The Dow Jones Industrial Average breached the 23,000 mark for the first time on Tuesday led by more than 5% gain in UnitedHealth.
The broader market however was weighed down by losses in industrial, financial and technology stocks.
Shares of the largest U.S. health insurer touched a record high after the company reported a stronger-than-expected profit and raised its full-year earnings forecast.
That, along with a 2.4% rise in Johnson & Johnson, led a 0.92% gain in the S&P healthcare sector.
Goldman Sachs dipped 1% despite reporting a profit beat and smaller-than-expected trading revenue fall. Morgan Stanley rose 1.4% as wealth management business insulated the bank from weakness in trading revenue.
"There was some good earnings, real good economic data in spite of the hurricanes," said Peter Cardillo, chief market economist at First Standard Financial in New York.
"We're not seeing a market that's galloping along here. The market from a technical perspective is tired. What you're seeing is some hesitancy but not any major declines."
U.S. Treasury yields rose after strongest reading on import prices in more than a year pushed inflation expectations higher.
Also supporting the yields was a report that U.S. President Donald Trump was impressed by his meeting with economist John Taylor, who is considered to favor higher interest rates than current Federal Reserve Chair Janet Yellen.
At 11:11 a.m. ET (1511 GMT), the Dow Jones
Industrial Average was up 40.93 points, or 0.18%, at 22,997.89, the S&P 500
was up 0.4 points, or 0.015639%, at 2,558.04 and the Nasdaq Composite was up 2.90 points, or 0.04%, at 6,626.90.
General Electric's 1.15% fall led losses in the industrial sector, while drop in shares of Microsoft and Intel weighed on the tech sector.
Seven of the 11 major S&P indexes were lower, led by a 0.39% drop in industrials and material index.

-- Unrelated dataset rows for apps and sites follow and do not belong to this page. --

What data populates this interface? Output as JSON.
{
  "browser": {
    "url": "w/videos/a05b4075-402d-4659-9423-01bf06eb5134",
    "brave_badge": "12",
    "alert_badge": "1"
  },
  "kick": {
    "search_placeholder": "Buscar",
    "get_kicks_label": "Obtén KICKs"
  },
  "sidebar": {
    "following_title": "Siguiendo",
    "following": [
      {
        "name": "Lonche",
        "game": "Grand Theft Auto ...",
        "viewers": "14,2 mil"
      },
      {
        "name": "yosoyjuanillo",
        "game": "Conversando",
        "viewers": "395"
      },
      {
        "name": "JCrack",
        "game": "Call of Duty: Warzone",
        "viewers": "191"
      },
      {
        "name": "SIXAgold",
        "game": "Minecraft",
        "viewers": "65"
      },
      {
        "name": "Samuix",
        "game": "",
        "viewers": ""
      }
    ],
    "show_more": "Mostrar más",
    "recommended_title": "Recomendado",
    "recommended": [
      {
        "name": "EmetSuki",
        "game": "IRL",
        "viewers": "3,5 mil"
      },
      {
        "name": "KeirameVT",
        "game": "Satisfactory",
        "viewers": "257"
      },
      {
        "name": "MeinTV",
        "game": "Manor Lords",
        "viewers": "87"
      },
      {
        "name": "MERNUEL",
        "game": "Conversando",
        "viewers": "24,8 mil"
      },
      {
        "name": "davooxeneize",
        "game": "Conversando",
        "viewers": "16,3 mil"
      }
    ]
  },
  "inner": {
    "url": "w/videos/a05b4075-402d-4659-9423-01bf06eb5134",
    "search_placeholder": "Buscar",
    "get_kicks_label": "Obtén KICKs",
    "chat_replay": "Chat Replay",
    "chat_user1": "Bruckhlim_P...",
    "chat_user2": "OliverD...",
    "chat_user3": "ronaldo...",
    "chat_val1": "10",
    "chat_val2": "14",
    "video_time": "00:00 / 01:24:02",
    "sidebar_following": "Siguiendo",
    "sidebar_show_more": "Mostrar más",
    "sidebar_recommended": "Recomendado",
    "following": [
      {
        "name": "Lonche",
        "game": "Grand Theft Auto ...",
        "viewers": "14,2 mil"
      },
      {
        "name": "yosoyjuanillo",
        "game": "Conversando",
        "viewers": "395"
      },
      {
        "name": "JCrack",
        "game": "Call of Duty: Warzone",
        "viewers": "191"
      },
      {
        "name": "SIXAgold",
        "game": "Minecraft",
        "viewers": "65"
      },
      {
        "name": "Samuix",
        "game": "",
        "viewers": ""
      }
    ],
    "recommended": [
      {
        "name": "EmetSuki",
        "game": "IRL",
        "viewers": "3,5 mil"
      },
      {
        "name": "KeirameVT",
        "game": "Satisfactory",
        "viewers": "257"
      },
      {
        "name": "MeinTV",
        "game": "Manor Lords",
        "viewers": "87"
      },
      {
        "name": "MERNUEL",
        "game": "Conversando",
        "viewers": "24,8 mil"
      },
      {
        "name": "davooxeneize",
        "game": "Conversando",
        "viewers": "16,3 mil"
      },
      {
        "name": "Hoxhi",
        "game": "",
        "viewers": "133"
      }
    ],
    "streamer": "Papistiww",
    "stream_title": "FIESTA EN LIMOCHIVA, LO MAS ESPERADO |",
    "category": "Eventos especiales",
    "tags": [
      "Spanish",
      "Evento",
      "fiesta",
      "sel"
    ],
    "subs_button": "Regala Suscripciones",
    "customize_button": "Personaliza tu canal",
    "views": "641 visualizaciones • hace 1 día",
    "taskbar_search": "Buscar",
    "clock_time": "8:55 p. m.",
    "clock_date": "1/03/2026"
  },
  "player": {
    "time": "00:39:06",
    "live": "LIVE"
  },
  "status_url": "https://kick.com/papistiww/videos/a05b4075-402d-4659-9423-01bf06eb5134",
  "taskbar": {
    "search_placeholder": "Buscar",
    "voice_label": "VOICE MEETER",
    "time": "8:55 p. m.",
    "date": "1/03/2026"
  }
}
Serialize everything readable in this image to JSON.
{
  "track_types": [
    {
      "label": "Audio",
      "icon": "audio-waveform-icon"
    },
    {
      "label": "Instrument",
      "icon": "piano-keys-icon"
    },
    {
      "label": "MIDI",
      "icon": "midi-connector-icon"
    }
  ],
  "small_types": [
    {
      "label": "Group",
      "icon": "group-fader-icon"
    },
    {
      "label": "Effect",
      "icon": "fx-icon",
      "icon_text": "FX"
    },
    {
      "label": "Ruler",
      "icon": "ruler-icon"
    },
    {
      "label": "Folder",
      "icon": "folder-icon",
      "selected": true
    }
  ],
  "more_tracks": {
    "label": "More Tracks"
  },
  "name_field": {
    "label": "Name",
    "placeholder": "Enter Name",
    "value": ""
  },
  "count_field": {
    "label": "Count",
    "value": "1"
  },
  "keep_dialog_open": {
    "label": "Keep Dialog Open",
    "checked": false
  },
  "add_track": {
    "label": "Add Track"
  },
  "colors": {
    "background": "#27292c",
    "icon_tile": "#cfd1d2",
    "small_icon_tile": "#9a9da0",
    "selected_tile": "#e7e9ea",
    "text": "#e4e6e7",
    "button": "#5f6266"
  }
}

Netflix slipped 1.15% after touching a record high as more subscribers signed up for its popular original content in the latest quarter.
Declining issues outnumbered advancers on the NYSE by 1,502 to 1,205. On the Nasdaq, 1,383 issues fell and 1,311 advanced.
(Only the headline and picture of this report may have been reworked by the Business Standard staff; the rest of the content is auto-generated from a syndicated feed.)